_Task details_.
Would you output all the entries below without altering a word?

_Data for processing_.
****************
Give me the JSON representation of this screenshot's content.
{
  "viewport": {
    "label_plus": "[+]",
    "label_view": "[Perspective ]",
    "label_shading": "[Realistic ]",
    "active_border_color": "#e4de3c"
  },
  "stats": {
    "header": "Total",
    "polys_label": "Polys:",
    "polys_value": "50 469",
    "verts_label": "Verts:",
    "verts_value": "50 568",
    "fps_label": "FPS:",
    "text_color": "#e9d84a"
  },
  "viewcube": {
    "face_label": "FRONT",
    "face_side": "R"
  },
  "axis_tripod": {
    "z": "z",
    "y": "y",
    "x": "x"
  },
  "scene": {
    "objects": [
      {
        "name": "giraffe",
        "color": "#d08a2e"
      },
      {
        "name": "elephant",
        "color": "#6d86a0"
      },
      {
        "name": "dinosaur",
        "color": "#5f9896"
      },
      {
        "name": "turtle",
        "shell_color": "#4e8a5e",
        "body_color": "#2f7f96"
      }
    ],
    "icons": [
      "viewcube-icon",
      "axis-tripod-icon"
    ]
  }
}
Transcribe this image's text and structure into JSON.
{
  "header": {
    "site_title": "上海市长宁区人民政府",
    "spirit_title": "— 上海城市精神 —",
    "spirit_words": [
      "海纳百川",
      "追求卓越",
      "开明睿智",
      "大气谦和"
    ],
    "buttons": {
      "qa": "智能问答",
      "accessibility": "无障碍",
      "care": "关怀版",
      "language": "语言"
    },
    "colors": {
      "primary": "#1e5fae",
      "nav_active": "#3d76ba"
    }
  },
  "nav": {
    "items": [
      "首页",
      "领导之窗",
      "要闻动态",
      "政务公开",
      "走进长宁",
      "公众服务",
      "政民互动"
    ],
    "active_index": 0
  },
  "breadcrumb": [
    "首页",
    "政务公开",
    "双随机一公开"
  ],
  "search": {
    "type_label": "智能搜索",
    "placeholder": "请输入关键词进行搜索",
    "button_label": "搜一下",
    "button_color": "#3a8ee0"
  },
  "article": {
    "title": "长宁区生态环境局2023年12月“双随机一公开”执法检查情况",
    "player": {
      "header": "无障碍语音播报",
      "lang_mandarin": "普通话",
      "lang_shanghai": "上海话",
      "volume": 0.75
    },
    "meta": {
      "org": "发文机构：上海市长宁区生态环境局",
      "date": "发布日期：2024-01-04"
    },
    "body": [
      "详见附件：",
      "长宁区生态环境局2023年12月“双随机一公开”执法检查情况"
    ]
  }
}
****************
_Answer to this task_.
Give me the JSON representation of this screenshot's content.
{
  "viewport": {
    "label_plus": "[+]",
    "label_view": "[Perspective ]",
    "label_shading": "[Realistic ]",
    "active_border_color": "#e4de3c"
  },
  "stats": {
    "header": "Total",
    "polys_label": "Polys:",
    "polys_value": "50 469",
    "verts_label": "Verts:",
    "verts_value": "50 568",
    "fps_label": "FPS:",
    "text_color": "#e9d84a"
  },
  "viewcube": {
    "face_label": "FRONT",
    "face_side": "R"
  },
  "axis_tripod": {
    "z": "z",
    "y": "y",
    "x": "x"
  },
  "scene": {
    "objects": [
      {
        "name": "giraffe",
        "color": "#d08a2e"
      },
      {
        "name": "elephant",
        "color": "#6d86a0"
      },
      {
        "name": "dinosaur",
        "color": "#5f9896"
      },
      {
        "name": "turtle",
        "shell_color": "#4e8a5e",
        "body_color": "#2f7f96"
      }
    ],
    "icons": [
      "viewcube-icon",
      "axis-tripod-icon"
    ]
  }
}
Transcribe this image's text and structure into JSON.
{
  "header": {
    "site_title": "上海市长宁区人民政府",
    "spirit_title": "— 上海城市精神 —",
    "spirit_words": [
      "海纳百川",
      "追求卓越",
      "开明睿智",
      "大气谦和"
    ],
    "buttons": {
      "qa": "智能问答",
      "accessibility": "无障碍",
      "care": "关怀版",
      "language": "语言"
    },
    "colors": {
      "primary": "#1e5fae",
      "nav_active": "#3d76ba"
    }
  },
  "nav": {
    "items": [
      "首页",
      "领导之窗",
      "要闻动态",
      "政务公开",
      "走进长宁",
      "公众服务",
      "政民互动"
    ],
    "active_index": 0
  },
  "breadcrumb": [
    "首页",
    "政务公开",
    "双随机一公开"
  ],
  "search": {
    "type_label": "智能搜索",
    "placeholder": "请输入关键词进行搜索",
    "button_label": "搜一下",
    "button_color": "#3a8ee0"
  },
  "article": {
    "title": "长宁区生态环境局2023年12月“双随机一公开”执法检查情况",
    "player": {
      "header": "无障碍语音播报",
      "lang_mandarin": "普通话",
      "lang_shanghai": "上海话",
      "volume": 0.75
    },
    "meta": {
      "org": "发文机构：上海市长宁区生态环境局",
      "date": "发布日期：2024-01-04"
    },
    "body": [
      "详见附件：",
      "长宁区生态环境局2023年12月“双随机一公开”执法检查情况"
    ]
  }
}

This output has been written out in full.